/---
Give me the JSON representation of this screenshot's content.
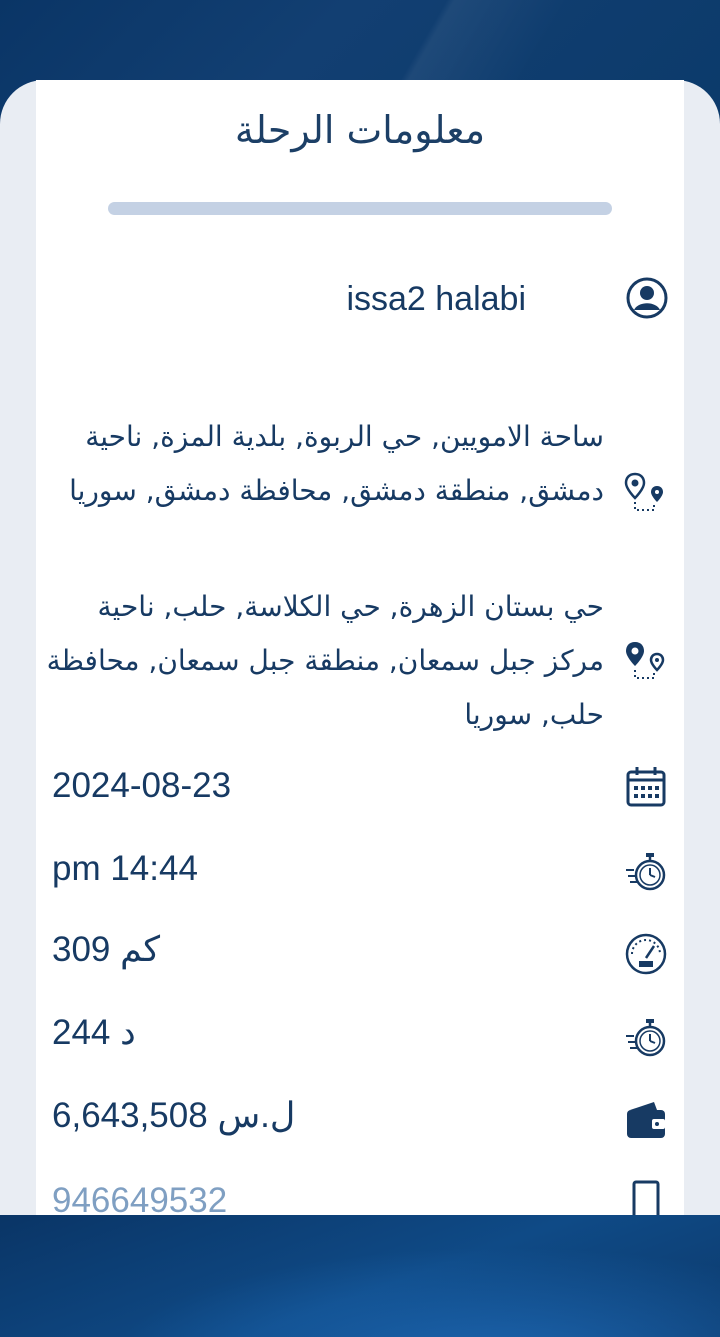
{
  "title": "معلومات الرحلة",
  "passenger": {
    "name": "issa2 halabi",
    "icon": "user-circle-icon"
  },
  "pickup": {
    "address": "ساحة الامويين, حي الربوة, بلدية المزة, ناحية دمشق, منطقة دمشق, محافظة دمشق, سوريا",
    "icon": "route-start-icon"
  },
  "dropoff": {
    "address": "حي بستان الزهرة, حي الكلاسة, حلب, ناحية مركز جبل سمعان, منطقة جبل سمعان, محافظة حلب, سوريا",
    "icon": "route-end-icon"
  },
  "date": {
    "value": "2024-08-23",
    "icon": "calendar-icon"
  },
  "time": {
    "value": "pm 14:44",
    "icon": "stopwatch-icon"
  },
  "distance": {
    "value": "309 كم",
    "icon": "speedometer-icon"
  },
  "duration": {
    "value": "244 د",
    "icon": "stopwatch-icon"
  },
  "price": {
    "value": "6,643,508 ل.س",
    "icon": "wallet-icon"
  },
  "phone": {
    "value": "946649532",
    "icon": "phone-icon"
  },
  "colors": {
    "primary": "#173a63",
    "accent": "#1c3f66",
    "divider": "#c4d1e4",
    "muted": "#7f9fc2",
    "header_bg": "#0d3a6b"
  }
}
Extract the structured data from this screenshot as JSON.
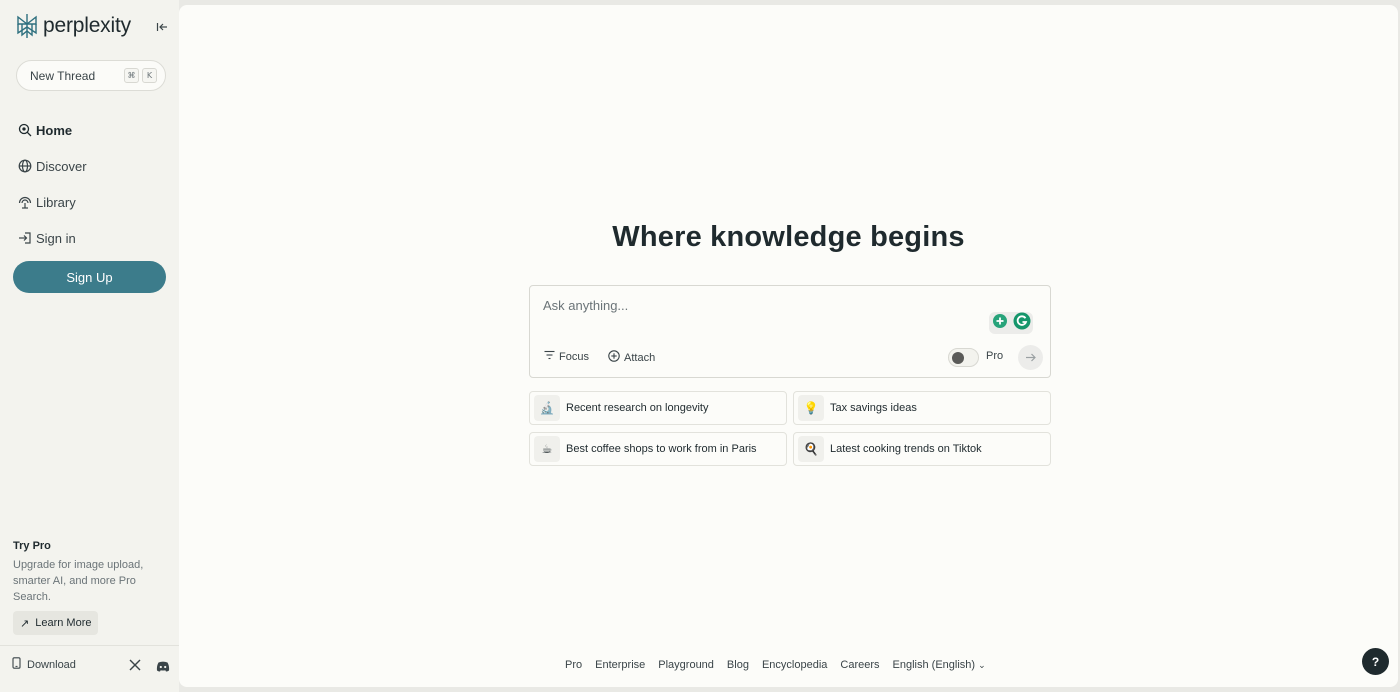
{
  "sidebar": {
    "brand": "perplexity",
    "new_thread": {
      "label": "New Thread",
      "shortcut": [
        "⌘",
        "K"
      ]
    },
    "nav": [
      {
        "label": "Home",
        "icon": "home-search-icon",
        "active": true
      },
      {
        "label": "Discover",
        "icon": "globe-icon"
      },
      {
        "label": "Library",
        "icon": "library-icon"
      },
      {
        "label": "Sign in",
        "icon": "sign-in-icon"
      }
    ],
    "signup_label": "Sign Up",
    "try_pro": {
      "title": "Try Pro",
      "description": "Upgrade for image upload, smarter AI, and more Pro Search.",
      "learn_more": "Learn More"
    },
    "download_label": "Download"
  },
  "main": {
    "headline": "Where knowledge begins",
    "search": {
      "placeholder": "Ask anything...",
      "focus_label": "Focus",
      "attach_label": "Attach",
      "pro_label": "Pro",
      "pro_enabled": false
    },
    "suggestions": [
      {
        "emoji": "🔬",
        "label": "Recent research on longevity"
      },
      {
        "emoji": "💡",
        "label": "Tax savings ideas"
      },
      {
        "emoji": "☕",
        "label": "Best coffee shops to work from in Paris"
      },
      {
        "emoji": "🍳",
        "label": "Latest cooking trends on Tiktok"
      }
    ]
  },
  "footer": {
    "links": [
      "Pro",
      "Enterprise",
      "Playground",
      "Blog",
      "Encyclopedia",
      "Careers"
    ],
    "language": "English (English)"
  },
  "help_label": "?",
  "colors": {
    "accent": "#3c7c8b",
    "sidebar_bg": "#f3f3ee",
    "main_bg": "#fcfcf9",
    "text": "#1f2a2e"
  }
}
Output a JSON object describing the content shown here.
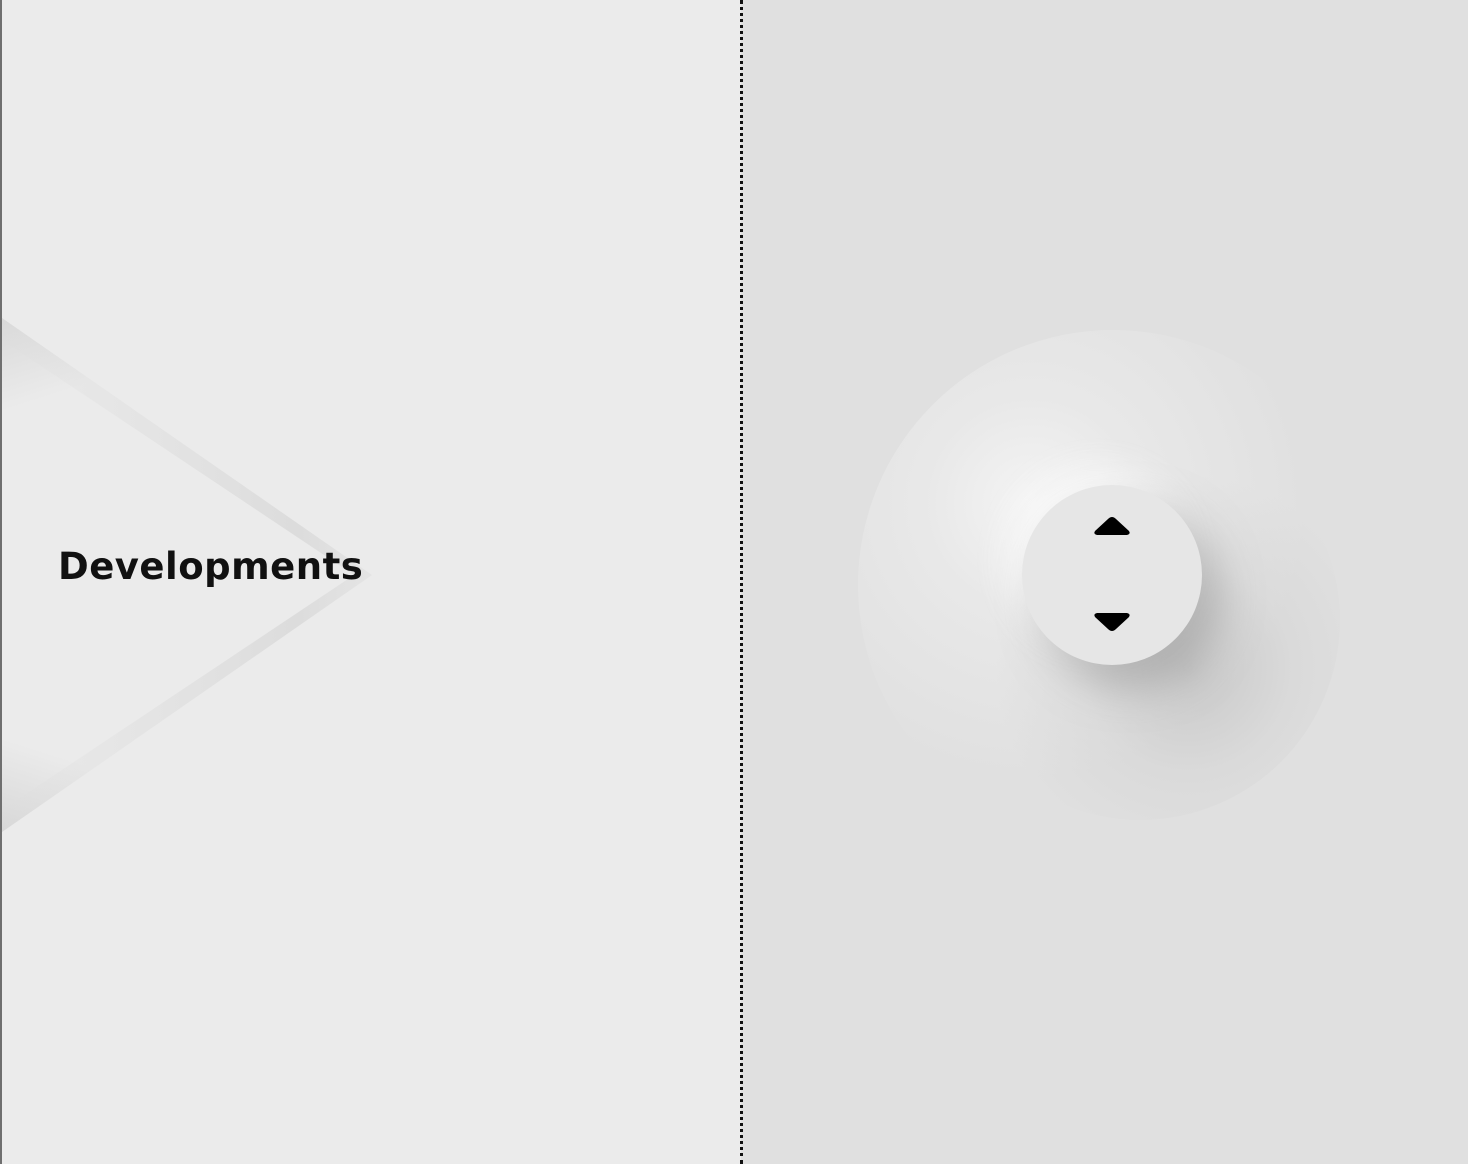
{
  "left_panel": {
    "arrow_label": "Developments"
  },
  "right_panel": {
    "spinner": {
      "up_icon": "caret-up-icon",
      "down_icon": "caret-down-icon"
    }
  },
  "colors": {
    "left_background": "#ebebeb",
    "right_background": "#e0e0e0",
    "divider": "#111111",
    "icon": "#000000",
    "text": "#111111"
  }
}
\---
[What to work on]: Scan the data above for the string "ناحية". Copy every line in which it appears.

[Solution to the exercise]:
    "address": "ساحة الامويين, حي الربوة, بلدية المزة, ناحية دمشق, منطقة دمشق, محافظة دمشق, سوريا",
    "address": "حي بستان الزهرة, حي الكلاسة, حلب, ناحية مركز جبل سمعان, منطقة جبل سمعان, محافظة حلب, سوريا",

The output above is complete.